I don't like un-vetted books, aka self-published books or books printed by so-called vanity presses. I’m aware that this is where much of the publishing world is headed in this digital age. There is a growth industry of firms that will be glad to publish your book, in print or in digital format. Amazon even has such a service.
I laud many aspects of the digital world. But this is one development I see as a big negative.
Every writer needs vetting; every writer needs an editor or two. Read the credits in the prefaces of most published authors and you’ll get the sense that publishing a good book takes a small village. Rightly so.
Some self-published authors pay for the services of copyeditors and proofreaders. But they are mere hired guns. The author is still in control of the final product. There’s no filter to block bad content.
The Century doesn’t review self-published books, though people send them to us all the time. They are often memoirs by older white men who will try to convince us of the need to review their books. “I’ve been a Century subscriber for the last 55 years,” some plead, as if being a long-term reader entitles them to space in our review section.
One self-published fiction writer begged me on the phone to review his book. He pointed out that The Shack started out as a self-published book. It of course went on to be on the New York Times bestseller list for more than a year and half, and it sold more than 10 million copies.

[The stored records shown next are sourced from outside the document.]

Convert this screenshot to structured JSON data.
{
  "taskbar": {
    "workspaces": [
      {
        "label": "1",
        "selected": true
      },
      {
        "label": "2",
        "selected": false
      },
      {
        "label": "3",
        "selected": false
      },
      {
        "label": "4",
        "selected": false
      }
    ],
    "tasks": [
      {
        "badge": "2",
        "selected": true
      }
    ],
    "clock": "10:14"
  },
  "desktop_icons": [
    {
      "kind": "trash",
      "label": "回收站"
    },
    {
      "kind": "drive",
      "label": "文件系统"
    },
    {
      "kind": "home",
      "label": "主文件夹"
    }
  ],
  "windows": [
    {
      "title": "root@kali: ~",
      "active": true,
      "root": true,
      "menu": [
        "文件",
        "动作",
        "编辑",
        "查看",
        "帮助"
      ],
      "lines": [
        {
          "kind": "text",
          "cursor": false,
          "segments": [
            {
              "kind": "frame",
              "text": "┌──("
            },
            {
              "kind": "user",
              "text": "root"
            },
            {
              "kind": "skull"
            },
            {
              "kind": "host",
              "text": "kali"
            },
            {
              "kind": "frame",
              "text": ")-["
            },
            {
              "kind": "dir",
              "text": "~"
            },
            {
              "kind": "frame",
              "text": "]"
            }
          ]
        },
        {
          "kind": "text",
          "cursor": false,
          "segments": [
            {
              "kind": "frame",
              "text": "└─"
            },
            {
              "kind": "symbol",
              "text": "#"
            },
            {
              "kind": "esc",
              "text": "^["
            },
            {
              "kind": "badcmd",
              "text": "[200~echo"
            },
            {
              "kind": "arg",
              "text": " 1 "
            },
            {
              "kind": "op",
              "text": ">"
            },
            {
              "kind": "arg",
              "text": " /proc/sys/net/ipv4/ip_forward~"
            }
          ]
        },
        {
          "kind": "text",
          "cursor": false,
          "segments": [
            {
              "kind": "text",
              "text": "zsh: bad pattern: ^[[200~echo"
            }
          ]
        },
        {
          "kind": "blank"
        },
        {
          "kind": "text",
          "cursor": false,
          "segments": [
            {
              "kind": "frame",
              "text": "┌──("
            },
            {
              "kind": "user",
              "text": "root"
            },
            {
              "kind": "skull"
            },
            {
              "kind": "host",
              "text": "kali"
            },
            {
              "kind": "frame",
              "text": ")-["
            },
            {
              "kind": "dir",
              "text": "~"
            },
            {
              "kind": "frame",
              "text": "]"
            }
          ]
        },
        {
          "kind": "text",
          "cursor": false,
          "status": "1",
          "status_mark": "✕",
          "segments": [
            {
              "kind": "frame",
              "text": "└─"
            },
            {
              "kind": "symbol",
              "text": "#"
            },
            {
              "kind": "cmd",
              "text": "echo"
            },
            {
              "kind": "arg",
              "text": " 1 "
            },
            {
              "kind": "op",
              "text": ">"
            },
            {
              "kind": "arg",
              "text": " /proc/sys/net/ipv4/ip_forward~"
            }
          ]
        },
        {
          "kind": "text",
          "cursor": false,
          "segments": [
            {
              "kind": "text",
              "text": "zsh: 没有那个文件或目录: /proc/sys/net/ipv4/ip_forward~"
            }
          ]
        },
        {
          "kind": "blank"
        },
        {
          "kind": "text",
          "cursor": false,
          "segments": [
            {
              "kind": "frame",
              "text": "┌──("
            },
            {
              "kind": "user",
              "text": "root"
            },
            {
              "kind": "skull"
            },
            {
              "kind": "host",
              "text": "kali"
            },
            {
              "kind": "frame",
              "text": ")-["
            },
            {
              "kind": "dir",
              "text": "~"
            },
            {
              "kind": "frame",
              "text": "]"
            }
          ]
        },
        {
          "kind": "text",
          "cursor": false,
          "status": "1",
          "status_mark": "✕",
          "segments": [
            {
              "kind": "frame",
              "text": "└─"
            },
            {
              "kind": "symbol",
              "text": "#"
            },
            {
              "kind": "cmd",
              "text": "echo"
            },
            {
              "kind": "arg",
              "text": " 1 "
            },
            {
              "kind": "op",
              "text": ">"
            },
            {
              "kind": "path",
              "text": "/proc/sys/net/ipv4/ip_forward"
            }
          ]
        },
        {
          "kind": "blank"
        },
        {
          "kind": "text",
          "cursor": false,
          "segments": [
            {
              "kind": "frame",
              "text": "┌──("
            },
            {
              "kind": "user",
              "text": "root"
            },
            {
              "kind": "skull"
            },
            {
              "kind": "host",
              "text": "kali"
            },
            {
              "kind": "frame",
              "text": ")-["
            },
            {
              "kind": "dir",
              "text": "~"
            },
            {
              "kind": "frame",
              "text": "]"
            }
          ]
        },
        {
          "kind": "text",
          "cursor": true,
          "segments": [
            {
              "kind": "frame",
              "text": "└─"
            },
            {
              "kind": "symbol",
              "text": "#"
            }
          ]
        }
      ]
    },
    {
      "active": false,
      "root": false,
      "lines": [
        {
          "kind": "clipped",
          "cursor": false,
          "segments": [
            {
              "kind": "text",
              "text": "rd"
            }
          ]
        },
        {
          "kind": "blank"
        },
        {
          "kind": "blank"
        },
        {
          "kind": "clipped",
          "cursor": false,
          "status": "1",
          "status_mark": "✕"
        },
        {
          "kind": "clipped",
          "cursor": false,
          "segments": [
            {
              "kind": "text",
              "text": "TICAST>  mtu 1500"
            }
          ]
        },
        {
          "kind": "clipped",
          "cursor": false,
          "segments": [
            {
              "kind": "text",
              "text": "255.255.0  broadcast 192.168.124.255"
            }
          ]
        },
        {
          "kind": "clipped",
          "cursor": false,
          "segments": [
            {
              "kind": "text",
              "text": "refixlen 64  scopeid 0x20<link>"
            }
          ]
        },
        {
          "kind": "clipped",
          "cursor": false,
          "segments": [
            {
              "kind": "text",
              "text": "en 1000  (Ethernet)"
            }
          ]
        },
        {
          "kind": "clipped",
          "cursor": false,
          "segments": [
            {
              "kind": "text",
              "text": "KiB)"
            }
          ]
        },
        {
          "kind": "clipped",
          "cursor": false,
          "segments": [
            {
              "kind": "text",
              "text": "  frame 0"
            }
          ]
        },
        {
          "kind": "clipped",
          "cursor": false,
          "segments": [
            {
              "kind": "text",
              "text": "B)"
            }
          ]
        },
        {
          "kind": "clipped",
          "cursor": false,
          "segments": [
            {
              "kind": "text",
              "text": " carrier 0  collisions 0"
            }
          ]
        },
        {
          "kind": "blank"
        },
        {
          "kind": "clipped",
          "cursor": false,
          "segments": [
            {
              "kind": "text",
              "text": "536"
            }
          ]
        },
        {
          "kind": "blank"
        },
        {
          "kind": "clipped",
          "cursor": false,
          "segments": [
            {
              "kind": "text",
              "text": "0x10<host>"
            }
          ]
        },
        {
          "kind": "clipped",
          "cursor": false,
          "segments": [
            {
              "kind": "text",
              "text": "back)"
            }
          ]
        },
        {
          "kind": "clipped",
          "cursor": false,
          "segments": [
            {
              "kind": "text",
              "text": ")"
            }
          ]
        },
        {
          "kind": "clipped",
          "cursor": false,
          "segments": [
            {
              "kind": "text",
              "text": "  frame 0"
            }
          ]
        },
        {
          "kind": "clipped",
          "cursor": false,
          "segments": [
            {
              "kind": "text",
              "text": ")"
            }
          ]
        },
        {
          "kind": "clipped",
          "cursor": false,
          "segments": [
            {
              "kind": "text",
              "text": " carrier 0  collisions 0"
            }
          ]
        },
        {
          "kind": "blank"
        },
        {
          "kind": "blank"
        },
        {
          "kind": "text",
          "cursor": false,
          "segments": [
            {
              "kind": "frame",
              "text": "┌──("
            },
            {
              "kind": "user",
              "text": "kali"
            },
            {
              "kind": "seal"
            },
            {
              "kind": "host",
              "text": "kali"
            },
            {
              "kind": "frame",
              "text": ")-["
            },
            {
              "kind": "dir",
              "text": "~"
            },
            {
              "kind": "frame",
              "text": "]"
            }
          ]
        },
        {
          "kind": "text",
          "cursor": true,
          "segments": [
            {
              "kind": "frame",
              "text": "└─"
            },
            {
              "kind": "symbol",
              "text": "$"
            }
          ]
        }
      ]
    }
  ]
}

There is a place for self-published books. I've told many older people they should consider writing their memoirs: for themselves, first of all, as an act of reflecting back on their lives; and also as a legacy to leave behind for their families. Most of these books should be self-published; rarely are they good enough to be published by a reputable publisher. This doesn’t mean they don’t have value of another kind.
But in general I’d encourage writers to take the tough but superior road to working with a reputable publisher. The result will be a better book.